§ WORK INSTRUCTION
What follows is a set of entries. Repeat them exactly, but not their pictures.

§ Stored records
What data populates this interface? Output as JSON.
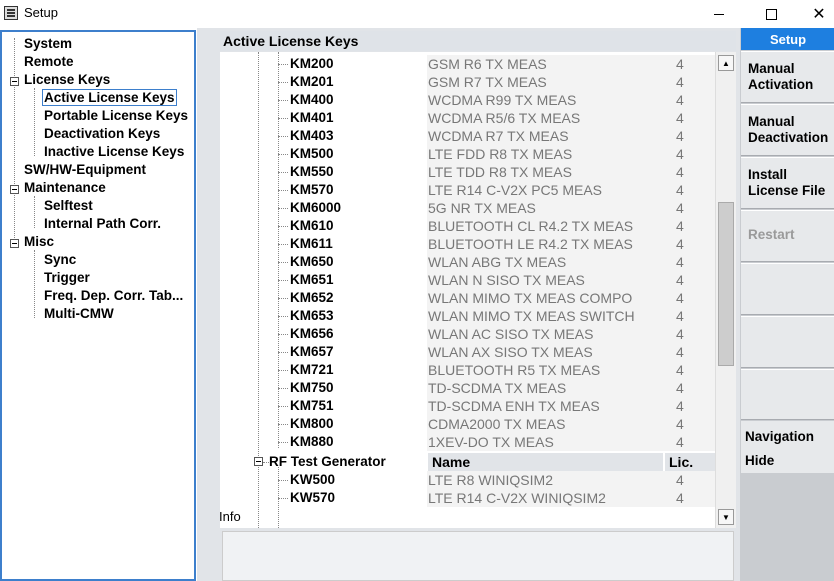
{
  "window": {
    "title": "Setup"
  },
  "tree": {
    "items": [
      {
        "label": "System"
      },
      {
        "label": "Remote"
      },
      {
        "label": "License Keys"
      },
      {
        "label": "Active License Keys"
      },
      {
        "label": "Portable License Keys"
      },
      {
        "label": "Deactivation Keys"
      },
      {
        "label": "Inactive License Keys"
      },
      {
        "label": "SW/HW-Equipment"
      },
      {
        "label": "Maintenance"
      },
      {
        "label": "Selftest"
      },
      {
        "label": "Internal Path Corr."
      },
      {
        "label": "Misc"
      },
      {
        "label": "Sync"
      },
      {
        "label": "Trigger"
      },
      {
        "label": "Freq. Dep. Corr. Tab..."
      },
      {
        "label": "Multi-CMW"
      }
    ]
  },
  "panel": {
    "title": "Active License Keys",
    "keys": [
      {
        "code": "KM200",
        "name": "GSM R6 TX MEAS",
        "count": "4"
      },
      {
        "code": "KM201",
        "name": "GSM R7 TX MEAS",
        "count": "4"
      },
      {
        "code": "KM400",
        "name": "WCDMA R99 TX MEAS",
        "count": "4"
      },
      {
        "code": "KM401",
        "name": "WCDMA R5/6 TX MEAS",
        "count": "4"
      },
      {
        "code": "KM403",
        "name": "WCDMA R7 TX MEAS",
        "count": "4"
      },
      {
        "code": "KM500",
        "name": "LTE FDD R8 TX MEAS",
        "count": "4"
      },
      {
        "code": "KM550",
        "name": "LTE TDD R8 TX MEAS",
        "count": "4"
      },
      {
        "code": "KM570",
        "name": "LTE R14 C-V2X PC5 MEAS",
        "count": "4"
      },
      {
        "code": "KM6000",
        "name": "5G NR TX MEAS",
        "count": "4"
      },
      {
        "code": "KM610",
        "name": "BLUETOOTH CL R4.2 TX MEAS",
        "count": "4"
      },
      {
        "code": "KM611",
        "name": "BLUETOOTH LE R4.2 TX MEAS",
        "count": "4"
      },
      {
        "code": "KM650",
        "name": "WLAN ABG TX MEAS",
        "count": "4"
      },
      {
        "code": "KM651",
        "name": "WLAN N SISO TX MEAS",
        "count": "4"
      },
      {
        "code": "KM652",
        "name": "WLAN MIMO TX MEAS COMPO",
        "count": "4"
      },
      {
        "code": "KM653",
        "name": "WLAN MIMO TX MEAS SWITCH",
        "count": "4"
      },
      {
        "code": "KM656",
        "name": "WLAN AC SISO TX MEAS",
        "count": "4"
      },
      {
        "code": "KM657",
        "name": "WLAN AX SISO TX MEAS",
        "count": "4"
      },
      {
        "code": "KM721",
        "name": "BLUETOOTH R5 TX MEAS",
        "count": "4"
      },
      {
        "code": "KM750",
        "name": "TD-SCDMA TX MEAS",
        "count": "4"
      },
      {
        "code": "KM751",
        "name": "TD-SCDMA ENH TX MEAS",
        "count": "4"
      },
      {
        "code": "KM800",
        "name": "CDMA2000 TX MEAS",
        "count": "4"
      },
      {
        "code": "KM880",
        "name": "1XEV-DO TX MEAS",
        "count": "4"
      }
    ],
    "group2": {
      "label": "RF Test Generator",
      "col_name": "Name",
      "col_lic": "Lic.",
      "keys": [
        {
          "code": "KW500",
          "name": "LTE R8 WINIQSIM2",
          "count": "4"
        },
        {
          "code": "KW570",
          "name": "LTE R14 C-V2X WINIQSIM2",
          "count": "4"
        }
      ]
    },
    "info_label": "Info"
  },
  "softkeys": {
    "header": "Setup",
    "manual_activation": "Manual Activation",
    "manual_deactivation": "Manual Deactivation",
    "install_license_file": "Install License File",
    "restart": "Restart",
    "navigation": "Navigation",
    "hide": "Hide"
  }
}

§ WRITTEN REPLY
What data populates this interface? Output as JSON.
{
  "window": {
    "title": "Setup"
  },
  "tree": {
    "items": [
      {
        "label": "System"
      },
      {
        "label": "Remote"
      },
      {
        "label": "License Keys"
      },
      {
        "label": "Active License Keys"
      },
      {
        "label": "Portable License Keys"
      },
      {
        "label": "Deactivation Keys"
      },
      {
        "label": "Inactive License Keys"
      },
      {
        "label": "SW/HW-Equipment"
      },
      {
        "label": "Maintenance"
      },
      {
        "label": "Selftest"
      },
      {
        "label": "Internal Path Corr."
      },
      {
        "label": "Misc"
      },
      {
        "label": "Sync"
      },
      {
        "label": "Trigger"
      },
      {
        "label": "Freq. Dep. Corr. Tab..."
      },
      {
        "label": "Multi-CMW"
      }
    ]
  },
  "panel": {
    "title": "Active License Keys",
    "keys": [
      {
        "code": "KM200",
        "name": "GSM R6 TX MEAS",
        "count": "4"
      },
      {
        "code": "KM201",
        "name": "GSM R7 TX MEAS",
        "count": "4"
      },
      {
        "code": "KM400",
        "name": "WCDMA R99 TX MEAS",
        "count": "4"
      },
      {
        "code": "KM401",
        "name": "WCDMA R5/6 TX MEAS",
        "count": "4"
      },
      {
        "code": "KM403",
        "name": "WCDMA R7 TX MEAS",
        "count": "4"
      },
      {
        "code": "KM500",
        "name": "LTE FDD R8 TX MEAS",
        "count": "4"
      },
      {
        "code": "KM550",
        "name": "LTE TDD R8 TX MEAS",
        "count": "4"
      },
      {
        "code": "KM570",
        "name": "LTE R14 C-V2X PC5 MEAS",
        "count": "4"
      },
      {
        "code": "KM6000",
        "name": "5G NR TX MEAS",
        "count": "4"
      },
      {
        "code": "KM610",
        "name": "BLUETOOTH CL R4.2 TX MEAS",
        "count": "4"
      },
      {
        "code": "KM611",
        "name": "BLUETOOTH LE R4.2 TX MEAS",
        "count": "4"
      },
      {
        "code": "KM650",
        "name": "WLAN ABG TX MEAS",
        "count": "4"
      },
      {
        "code": "KM651",
        "name": "WLAN N SISO TX MEAS",
        "count": "4"
      },
      {
        "code": "KM652",
        "name": "WLAN MIMO TX MEAS COMPO",
        "count": "4"
      },
      {
        "code": "KM653",
        "name": "WLAN MIMO TX MEAS SWITCH",
        "count": "4"
      },
      {
        "code": "KM656",
        "name": "WLAN AC SISO TX MEAS",
        "count": "4"
      },
      {
        "code": "KM657",
        "name": "WLAN AX SISO TX MEAS",
        "count": "4"
      },
      {
        "code": "KM721",
        "name": "BLUETOOTH R5 TX MEAS",
        "count": "4"
      },
      {
        "code": "KM750",
        "name": "TD-SCDMA TX MEAS",
        "count": "4"
      },
      {
        "code": "KM751",
        "name": "TD-SCDMA ENH TX MEAS",
        "count": "4"
      },
      {
        "code": "KM800",
        "name": "CDMA2000 TX MEAS",
        "count": "4"
      },
      {
        "code": "KM880",
        "name": "1XEV-DO TX MEAS",
        "count": "4"
      }
    ],
    "group2": {
      "label": "RF Test Generator",
      "col_name": "Name",
      "col_lic": "Lic.",
      "keys": [
        {
          "code": "KW500",
          "name": "LTE R8 WINIQSIM2",
          "count": "4"
        },
        {
          "code": "KW570",
          "name": "LTE R14 C-V2X WINIQSIM2",
          "count": "4"
        }
      ]
    },
    "info_label": "Info"
  },
  "softkeys": {
    "header": "Setup",
    "manual_activation": "Manual Activation",
    "manual_deactivation": "Manual Deactivation",
    "install_license_file": "Install License File",
    "restart": "Restart",
    "navigation": "Navigation",
    "hide": "Hide"
  }
}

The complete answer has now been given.